Interface dataset entries:
------------------------------

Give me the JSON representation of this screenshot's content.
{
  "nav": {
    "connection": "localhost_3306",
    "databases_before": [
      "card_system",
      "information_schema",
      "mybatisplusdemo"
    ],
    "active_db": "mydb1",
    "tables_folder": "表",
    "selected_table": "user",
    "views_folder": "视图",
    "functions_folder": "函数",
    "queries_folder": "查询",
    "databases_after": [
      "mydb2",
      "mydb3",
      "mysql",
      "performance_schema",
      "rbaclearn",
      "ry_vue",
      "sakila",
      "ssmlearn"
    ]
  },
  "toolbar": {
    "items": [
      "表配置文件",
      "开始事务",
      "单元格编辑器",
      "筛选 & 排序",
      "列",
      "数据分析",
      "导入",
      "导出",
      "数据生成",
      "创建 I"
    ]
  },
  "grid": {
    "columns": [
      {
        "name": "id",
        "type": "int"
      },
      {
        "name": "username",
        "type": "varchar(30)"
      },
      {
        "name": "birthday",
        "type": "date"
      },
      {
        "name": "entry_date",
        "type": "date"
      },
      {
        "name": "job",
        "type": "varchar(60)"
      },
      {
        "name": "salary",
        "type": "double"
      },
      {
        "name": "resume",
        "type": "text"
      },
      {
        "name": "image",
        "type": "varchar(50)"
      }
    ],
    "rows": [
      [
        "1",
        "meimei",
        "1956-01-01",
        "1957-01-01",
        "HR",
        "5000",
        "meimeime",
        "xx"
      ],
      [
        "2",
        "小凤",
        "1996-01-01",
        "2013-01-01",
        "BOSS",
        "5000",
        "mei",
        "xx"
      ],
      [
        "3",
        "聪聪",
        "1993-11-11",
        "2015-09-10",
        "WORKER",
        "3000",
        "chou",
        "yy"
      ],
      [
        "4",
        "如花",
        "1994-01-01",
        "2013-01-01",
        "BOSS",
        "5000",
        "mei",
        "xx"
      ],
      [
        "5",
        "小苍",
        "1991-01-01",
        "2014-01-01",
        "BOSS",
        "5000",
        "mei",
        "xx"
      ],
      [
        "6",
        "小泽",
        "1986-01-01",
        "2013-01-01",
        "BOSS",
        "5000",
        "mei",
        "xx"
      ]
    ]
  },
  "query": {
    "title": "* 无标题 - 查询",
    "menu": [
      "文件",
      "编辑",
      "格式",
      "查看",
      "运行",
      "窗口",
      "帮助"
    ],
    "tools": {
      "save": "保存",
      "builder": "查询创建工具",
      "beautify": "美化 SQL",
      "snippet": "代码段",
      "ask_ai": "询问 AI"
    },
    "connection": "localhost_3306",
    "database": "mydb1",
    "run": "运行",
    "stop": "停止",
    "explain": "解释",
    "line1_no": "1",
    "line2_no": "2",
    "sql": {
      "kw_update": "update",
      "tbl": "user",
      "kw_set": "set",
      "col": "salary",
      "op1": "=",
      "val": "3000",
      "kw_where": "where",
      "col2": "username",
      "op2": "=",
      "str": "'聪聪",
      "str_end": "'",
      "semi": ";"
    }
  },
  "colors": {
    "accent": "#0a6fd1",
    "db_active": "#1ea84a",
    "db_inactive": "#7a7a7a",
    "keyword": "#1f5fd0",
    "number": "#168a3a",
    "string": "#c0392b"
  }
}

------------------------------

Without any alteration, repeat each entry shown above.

Expected output:
Give me the JSON representation of this screenshot's content.
{
  "nav": {
    "connection": "localhost_3306",
    "databases_before": [
      "card_system",
      "information_schema",
      "mybatisplusdemo"
    ],
    "active_db": "mydb1",
    "tables_folder": "表",
    "selected_table": "user",
    "views_folder": "视图",
    "functions_folder": "函数",
    "queries_folder": "查询",
    "databases_after": [
      "mydb2",
      "mydb3",
      "mysql",
      "performance_schema",
      "rbaclearn",
      "ry_vue",
      "sakila",
      "ssmlearn"
    ]
  },
  "toolbar": {
    "items": [
      "表配置文件",
      "开始事务",
      "单元格编辑器",
      "筛选 & 排序",
      "列",
      "数据分析",
      "导入",
      "导出",
      "数据生成",
      "创建 I"
    ]
  },
  "grid": {
    "columns": [
      {
        "name": "id",
        "type": "int"
      },
      {
        "name": "username",
        "type": "varchar(30)"
      },
      {
        "name": "birthday",
        "type": "date"
      },
      {
        "name": "entry_date",
        "type": "date"
      },
      {
        "name": "job",
        "type": "varchar(60)"
      },
      {
        "name": "salary",
        "type": "double"
      },
      {
        "name": "resume",
        "type": "text"
      },
      {
        "name": "image",
        "type": "varchar(50)"
      }
    ],
    "rows": [
      [
        "1",
        "meimei",
        "1956-01-01",
        "1957-01-01",
        "HR",
        "5000",
        "meimeime",
        "xx"
      ],
      [
        "2",
        "小凤",
        "1996-01-01",
        "2013-01-01",
        "BOSS",
        "5000",
        "mei",
        "xx"
      ],
      [
        "3",
        "聪聪",
        "1993-11-11",
        "2015-09-10",
        "WORKER",
        "3000",
        "chou",
        "yy"
      ],
      [
        "4",
        "如花",
        "1994-01-01",
        "2013-01-01",
        "BOSS",
        "5000",
        "mei",
        "xx"
      ],
      [
        "5",
        "小苍",
        "1991-01-01",
        "2014-01-01",
        "BOSS",
        "5000",
        "mei",
        "xx"
      ],
      [
        "6",
        "小泽",
        "1986-01-01",
        "2013-01-01",
        "BOSS",
        "5000",
        "mei",
        "xx"
      ]
    ]
  },
  "query": {
    "title": "* 无标题 - 查询",
    "menu": [
      "文件",
      "编辑",
      "格式",
      "查看",
      "运行",
      "窗口",
      "帮助"
    ],
    "tools": {
      "save": "保存",
      "builder": "查询创建工具",
      "beautify": "美化 SQL",
      "snippet": "代码段",
      "ask_ai": "询问 AI"
    },
    "connection": "localhost_3306",
    "database": "mydb1",
    "run": "运行",
    "stop": "停止",
    "explain": "解释",
    "line1_no": "1",
    "line2_no": "2",
    "sql": {
      "kw_update": "update",
      "tbl": "user",
      "kw_set": "set",
      "col": "salary",
      "op1": "=",
      "val": "3000",
      "kw_where": "where",
      "col2": "username",
      "op2": "=",
      "str": "'聪聪",
      "str_end": "'",
      "semi": ";"
    }
  },
  "colors": {
    "accent": "#0a6fd1",
    "db_active": "#1ea84a",
    "db_inactive": "#7a7a7a",
    "keyword": "#1f5fd0",
    "number": "#168a3a",
    "string": "#c0392b"
  }
}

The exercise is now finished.